The Sixth Circuit’s decision further clarifies the limited applicability of the per se rule in the context of joint ventures, and aligns the Sixth Circuit with the majority approach of the other circuits that have considered the issue. However, the Sixth Circuit’s first decision in the case, reported at 817 F.3d 934 (6th Cir. 2016) – where the Court found that the defendant hospitals could conspire with each other despite the existence of a well-crafted joint operating agreement and based on “intent” evidence – remains somewhat opaque and counsels in favor of careful review of joint venture structure and monitoring of joint venture operations.
In the first post in this series, we introduced the concept of joint ventures (“JVs”), outlined why antitrust law applies to their formation and operation, identified the major antitrust issues raised by JVs, and discussed why you should care about these issues. In the second installment, we unpacked some of the major antitrust issues surrounding the threshold question of whether a JV is a legitimate collaboration. The third post in the series discussed ancillary restraints–what they are and how they are analyzed. (more…)
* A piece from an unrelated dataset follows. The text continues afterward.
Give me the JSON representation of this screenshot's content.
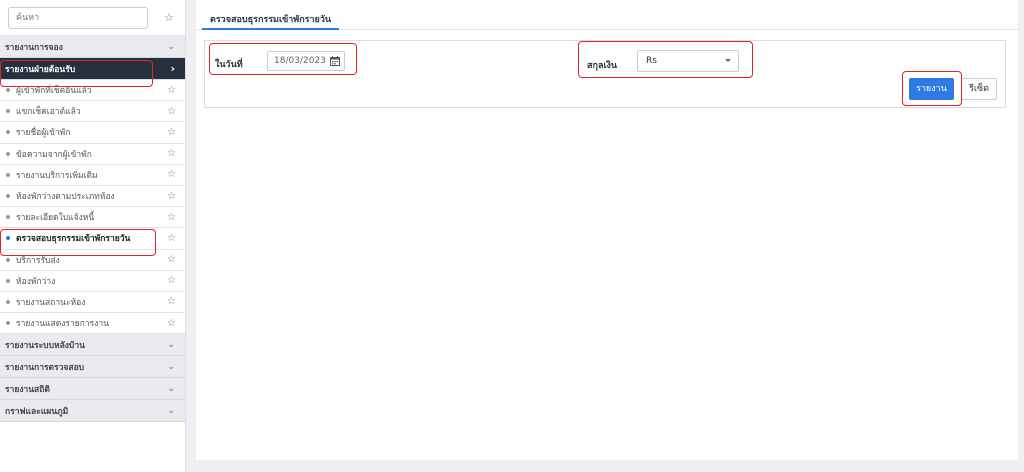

In the first post in this series, we introduced the concept of joint ventures (“JVs”), outlined why antitrust law applies to their formation and operation, identified the major antitrust issues raised by JVs, and discussed why you should care about these issues. In the second installment, we unpacked some of the major antitrust issues surrounding the threshold question of whether or not a JV is a legitimate collaboration. This third post in the series discusses ancillary restraints—what they are and how they are analyzed. (more…)
In the first post in this series, we introduced the concept of joint ventures (“JVs”), outlined why antitrust law applies to their formation and operation, identified the major antitrust issues raised by JVs, and discussed why you should care about these issues. In this installment, we will unpack some of the major antitrust issues surrounding the threshold question of whether or not a JV is a legitimate collaboration. In particular, we will first try to separate the analyses of, on the one hand, JV formation, and on the other, JV operation and structure. Then we will consider whether a JV (i) constitutes a “naked” agreement between or among competitors which is per se unlawful, (ii) presents no significant antitrust issue because there is only a single, integrated entity performing the JV functions, or (iii) involves restraints within the scope of a legitimate collaboration that are virtually per se lawful.
Joint ventures (“JVs”) can require navigation of a potential minefield of antitrust issues, which we’ll explore in a series of six blog posts beginning with this introductory post. Not all of the law in this area is entirely settled, and there remain ongoing debates about some aspects of the antitrust treatment of JVs. Indeed, arriving at a coherent and unified view of JV law is like putting together a jigsaw puzzle with missing and damaged pieces.